Issuer disclosure: The staff has been asked to develop proposals keyed to disclosure around climate risk, human capital, and cybersecurity.
SPACs, China and 10b-51 plans: Initially, the staff is developing recommendations to enhance disclosure around SPACs. Second, while Congress passed legislation last year regarding foreign entity disclosure, the agency is working to enhance disclosures regarding Chinese firms. There was no mention of requiring that Chinese firms comply with the SOX requirements regarding inspection of audit work papers. Finally, the agency is examining how to tighten the rules around the use of 10b-5-1 plans.
Funds and investment management: One project focuses on accountability for funds which, for example, label themselves as green or sustainable or with similar phrases. A second centers on private funds and conflicts of interest where enhanced disclosure may be key. Finally, Chair Gensler believes that the agency needs to build greater resiliency for money market funds and open-ended funds.
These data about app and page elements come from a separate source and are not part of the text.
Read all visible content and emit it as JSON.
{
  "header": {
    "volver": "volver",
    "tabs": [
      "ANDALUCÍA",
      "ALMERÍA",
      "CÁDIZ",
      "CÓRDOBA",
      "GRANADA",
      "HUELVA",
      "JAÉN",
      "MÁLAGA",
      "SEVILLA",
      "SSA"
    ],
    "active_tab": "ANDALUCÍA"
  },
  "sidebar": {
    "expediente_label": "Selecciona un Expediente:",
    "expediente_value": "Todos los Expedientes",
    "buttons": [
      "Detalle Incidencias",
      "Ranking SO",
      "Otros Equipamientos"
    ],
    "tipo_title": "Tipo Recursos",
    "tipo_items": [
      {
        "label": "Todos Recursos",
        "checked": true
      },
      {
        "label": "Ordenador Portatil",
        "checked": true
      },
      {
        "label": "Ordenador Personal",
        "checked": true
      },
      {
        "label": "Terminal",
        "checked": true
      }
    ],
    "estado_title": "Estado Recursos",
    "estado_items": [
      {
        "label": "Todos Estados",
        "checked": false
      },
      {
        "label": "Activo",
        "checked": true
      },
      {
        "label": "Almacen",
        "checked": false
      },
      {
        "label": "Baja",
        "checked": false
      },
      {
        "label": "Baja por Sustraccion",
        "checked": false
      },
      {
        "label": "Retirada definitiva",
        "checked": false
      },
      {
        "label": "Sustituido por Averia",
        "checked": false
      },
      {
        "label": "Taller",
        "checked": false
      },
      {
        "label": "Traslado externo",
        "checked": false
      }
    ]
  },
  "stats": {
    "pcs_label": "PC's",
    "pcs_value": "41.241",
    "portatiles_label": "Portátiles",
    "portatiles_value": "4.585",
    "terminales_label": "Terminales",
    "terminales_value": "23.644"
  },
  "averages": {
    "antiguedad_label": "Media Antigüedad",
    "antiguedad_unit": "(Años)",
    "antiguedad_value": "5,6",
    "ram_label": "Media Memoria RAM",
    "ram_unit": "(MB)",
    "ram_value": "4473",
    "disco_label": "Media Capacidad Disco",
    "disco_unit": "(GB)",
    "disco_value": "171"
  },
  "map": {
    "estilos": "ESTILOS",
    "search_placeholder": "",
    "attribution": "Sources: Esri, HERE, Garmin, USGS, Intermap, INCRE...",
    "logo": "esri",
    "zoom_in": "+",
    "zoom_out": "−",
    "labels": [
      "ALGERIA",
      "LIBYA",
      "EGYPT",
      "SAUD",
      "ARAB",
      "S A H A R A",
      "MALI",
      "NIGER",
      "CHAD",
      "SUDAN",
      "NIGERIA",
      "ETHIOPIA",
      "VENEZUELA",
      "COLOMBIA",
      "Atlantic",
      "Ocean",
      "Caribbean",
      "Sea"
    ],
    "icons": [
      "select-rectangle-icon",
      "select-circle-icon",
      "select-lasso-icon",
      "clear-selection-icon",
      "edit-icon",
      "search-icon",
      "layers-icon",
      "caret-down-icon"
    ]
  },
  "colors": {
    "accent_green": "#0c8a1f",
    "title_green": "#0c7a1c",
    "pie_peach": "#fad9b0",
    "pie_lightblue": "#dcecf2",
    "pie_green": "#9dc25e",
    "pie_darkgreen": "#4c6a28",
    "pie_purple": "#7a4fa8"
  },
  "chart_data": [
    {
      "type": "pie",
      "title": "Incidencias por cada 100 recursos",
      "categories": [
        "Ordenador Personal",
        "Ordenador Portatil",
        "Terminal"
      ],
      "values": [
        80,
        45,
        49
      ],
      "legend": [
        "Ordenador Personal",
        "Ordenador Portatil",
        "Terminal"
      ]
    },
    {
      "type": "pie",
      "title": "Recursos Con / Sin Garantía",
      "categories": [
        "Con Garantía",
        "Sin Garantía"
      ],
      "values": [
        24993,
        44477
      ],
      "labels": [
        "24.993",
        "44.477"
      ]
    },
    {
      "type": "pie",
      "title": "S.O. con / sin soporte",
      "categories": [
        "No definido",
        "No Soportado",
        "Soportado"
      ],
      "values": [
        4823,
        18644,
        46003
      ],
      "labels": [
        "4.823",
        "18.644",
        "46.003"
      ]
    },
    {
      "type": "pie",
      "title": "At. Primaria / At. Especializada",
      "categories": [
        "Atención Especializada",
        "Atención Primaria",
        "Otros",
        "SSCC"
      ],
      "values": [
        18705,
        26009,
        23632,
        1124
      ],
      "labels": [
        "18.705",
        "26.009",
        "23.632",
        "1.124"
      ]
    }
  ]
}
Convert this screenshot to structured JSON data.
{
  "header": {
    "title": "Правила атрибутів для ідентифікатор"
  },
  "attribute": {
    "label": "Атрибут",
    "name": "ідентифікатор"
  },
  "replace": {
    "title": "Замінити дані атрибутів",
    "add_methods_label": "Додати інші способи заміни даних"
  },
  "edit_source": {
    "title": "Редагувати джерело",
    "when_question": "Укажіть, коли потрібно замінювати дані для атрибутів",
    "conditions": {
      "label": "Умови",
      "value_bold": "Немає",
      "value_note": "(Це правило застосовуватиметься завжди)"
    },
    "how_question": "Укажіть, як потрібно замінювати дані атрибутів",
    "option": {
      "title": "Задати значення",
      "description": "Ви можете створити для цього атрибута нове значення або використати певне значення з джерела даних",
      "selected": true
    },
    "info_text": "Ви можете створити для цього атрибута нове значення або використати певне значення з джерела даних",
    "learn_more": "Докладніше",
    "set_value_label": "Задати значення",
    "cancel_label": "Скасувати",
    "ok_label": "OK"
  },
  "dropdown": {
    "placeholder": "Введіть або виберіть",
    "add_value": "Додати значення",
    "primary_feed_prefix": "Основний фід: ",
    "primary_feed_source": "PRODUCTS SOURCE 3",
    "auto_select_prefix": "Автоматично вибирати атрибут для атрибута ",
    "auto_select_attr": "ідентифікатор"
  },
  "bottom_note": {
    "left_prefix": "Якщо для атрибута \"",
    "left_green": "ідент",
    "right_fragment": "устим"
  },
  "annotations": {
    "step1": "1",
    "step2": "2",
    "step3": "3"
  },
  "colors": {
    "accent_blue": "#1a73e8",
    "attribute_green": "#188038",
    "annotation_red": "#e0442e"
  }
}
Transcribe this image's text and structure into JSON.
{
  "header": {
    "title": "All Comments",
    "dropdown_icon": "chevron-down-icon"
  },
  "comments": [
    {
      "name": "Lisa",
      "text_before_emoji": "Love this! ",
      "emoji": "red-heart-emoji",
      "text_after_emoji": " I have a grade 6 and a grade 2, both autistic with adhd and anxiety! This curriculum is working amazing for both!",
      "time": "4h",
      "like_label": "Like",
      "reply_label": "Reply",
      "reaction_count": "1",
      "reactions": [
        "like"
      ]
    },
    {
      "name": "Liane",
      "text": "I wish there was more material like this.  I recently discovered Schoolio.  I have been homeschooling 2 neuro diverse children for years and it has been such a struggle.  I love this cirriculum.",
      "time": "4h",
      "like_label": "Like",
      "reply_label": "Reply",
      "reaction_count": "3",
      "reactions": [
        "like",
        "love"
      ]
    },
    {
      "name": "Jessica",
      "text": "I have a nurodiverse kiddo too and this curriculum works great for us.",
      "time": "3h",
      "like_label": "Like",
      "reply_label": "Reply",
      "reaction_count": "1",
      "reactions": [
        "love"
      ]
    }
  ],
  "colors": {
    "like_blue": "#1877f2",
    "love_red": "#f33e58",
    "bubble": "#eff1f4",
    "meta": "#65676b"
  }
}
Enforcement and examinations. Despite all the projects, Enforcement continues to be the cop on the beat. At the same time Examinations is the ‘eyes and ears of the Commission.”
The list of projects underway is clearly long and ambitious. It is also incomplete, not mentioning topics like gamification and payment for order flow. Nevertheless, Chair Gensler is clearly engaging in a very ambitious list of projects.